Wherever a line in the data holds the word "Storage", pull that line out.

****************

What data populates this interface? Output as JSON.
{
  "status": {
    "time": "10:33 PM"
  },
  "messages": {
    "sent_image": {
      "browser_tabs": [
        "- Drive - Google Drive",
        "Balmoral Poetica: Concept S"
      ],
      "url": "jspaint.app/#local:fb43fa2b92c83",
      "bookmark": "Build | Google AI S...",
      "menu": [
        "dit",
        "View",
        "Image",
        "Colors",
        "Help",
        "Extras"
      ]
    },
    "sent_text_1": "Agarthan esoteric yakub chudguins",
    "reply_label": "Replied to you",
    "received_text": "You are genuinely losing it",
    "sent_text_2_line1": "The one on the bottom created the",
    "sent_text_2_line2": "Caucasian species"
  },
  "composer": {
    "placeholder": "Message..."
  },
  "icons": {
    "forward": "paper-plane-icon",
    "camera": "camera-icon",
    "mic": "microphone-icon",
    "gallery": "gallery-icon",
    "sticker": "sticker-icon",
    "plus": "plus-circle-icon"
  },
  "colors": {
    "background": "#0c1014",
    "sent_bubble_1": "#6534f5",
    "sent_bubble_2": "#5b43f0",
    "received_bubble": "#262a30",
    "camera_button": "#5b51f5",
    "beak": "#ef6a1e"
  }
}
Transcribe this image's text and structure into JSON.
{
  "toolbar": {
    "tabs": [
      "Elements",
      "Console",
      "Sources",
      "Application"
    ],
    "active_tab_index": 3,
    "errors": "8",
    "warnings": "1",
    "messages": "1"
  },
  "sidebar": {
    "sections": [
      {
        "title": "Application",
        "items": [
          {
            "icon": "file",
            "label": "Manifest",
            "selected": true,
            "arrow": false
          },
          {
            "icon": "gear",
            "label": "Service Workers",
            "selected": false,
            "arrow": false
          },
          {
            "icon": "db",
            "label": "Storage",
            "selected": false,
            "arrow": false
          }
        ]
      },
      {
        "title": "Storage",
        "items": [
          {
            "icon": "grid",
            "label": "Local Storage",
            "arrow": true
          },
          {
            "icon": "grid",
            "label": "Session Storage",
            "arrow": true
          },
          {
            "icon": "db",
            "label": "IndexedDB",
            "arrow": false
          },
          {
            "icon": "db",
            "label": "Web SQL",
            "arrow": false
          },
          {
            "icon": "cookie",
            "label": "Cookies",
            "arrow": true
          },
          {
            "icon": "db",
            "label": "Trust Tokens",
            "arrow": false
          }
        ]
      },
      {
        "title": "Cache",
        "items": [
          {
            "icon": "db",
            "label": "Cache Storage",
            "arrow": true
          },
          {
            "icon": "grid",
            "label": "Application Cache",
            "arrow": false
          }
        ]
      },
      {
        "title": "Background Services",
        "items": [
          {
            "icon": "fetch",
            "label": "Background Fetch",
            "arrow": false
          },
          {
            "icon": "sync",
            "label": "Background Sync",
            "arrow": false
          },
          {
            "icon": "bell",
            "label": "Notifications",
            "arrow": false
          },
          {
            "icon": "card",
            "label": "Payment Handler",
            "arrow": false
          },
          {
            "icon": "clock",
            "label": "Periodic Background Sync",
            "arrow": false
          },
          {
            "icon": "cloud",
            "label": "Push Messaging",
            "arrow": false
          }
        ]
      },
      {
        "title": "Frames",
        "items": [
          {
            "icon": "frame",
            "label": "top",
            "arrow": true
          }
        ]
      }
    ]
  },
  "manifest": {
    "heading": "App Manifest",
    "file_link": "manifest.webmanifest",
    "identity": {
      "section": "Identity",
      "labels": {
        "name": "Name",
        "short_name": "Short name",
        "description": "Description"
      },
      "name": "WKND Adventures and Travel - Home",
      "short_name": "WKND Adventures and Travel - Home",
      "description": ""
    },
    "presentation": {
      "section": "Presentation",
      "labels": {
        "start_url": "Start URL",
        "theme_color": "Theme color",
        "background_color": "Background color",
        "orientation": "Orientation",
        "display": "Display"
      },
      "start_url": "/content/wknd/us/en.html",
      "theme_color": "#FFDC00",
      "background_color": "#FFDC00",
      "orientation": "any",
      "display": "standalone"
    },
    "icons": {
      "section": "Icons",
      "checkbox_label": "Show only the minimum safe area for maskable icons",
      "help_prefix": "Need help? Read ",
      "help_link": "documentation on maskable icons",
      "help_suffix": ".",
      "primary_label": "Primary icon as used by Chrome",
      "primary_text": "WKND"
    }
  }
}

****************

● **Task output**:
            "label": "Storage",
        "title": "Storage",
            "label": "Local Storage",
            "label": "Session Storage",
            "label": "Cache Storage",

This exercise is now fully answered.